These were constituencies the Conservatives targeted heavily in the 2017 general election, but which didn’t shift. This was not just because Theresa May was a sub-par campaigner.

It was because gut nervousness about the Conservative Party ran deep in these seats, driven by the legacy of deindustrialisation in the 1980s. We haven’t thought about this enough in the past couple of years.

The slogan of ‘strong and stable’ is much remembered. Less well remembered is the mantra of the time that Theresa May was ‘a different type of Conservative’. This was calibrated to persuade target voters in these seats to discount their concerns and put their cross in the party’s box because of a shared commitment to implementing Brexit. It wasn’t very successful for a number of reasons – but not least because of the social care mis-step. Labour were able to seize on the policy and paint a caricature that the same old nasty Tories were lurking beneath the surface.

A prospectus for No Deal in the de-industrialised midlands and north could present a similar situation magnified.

Remove the bulldog platitudes from one side – and the doomsday predictions of the other – and consider instead the practical case for making the best of leaving the European Union without a deal. What would you actually be saying to the electorate?

Strip everything away and your case as a Tory is basically one of competitive edge. The alternative is some form of Bennite siege economy, but I think you’d struggle to carry the grassroots. So you’ll basically end up saying that we’ll beat the Europeans and their Single Market by pulling every lever we have to attract investment to our shores. You’d slash corporation tax. You’d water down corporate governance requirements. You’d prioritise the areas where the country is already strong like finance and professional services with rocket boosters.

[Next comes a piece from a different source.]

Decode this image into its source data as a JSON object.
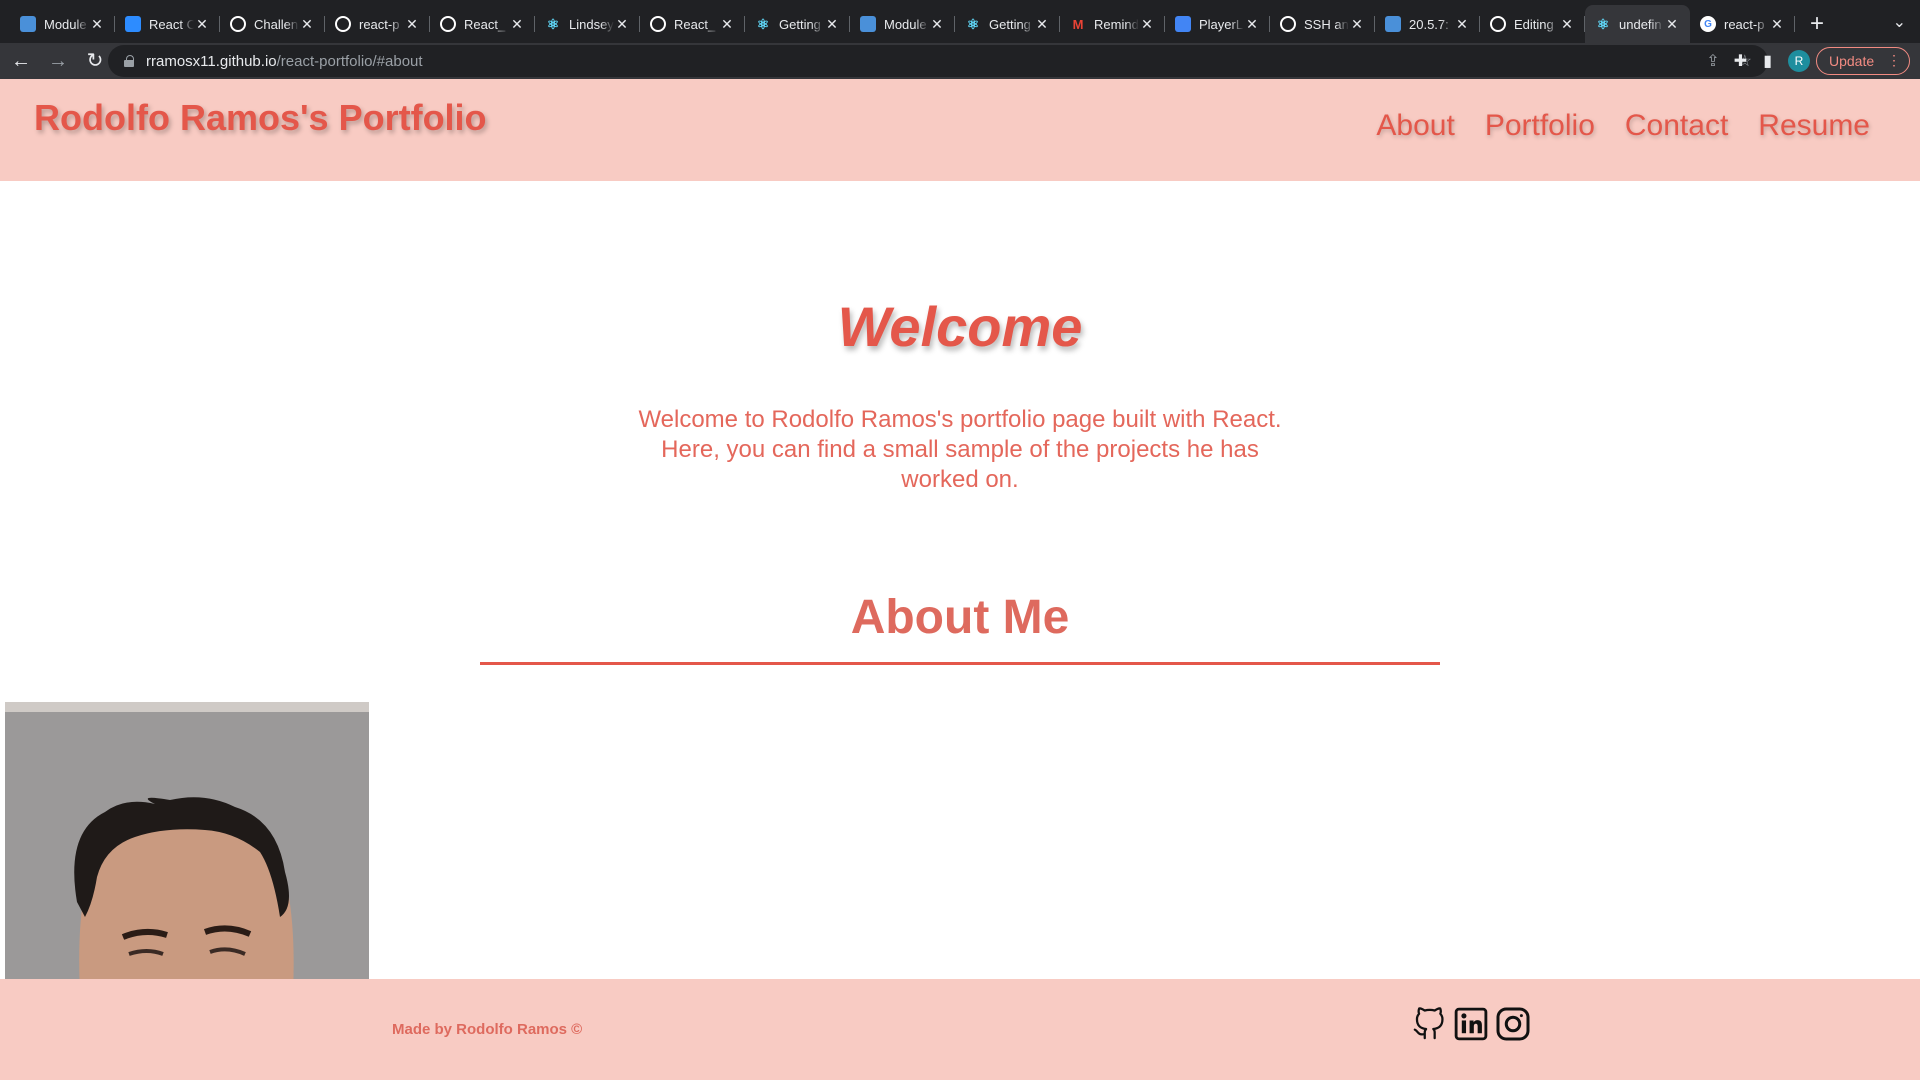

It sounds simple written down like that and I’m sure it would go down well with some. But I am not sure it is a passport to success in the target constituencies I have outlined. Any half-decent campaign from Labour and the Liberal Democrats will argue that this is a charter for lower public spending and redundancies at the local manufacturing plant while the Tories look out once again for their mates in the city. Singapore on Sea or equivalent. Some of this will be overheated. So was the dementia tax. That’s the tough reality of politics.

So putting No Deal to the electorate risks losing Conservative votes in some areas and failing to win new ones in others. And that’s before you get into whether to deselect incumbent MPs who don’t sign up to the platform.

What then are your realistic political alternatives if you’re running to be Conservative Leader and want to stay in Downing Street for more than a few months?

You could try and say that your powers of persuasion are better than Theresa May’s and you can sell the existing Withdrawal Agreement to this Parliament. It feels like things have come too far for this to be realistic.

You could say that all we need is to knock some heads together and fix the technology on the Irish border so we don’t need a backstop in the Withdrawal Agreement. But if you really believe that the issue here is to do with technology rather than a century of psychology then you are likely to be disappointed.

You could throw the DUP to the wolves and fix the backstop by agreeing that it should only apply to Northern Ireland if it’s ever needed. Irrespective of whether you could get anything done without your confidence and supply partner, there would be serious implications for stability in the province.

You could call an election and do a non-aggression pact with the Brexit Party where they focus on the legacy Labour strongholds. It’s not inconceivable but you’d better be prepared for Nigel Farage to have more seats at the end of the night than you.

Or you could just be honest. After the political paralysis of the last few months, Brexit – negotiated or otherwise – is not going to happen without some form of new mandate from the British people. So if you’re feeling queasy about changing the Parliament…perhaps it’s time to begin thinking about changing your policy on a second referendum. What’s the point otherwise?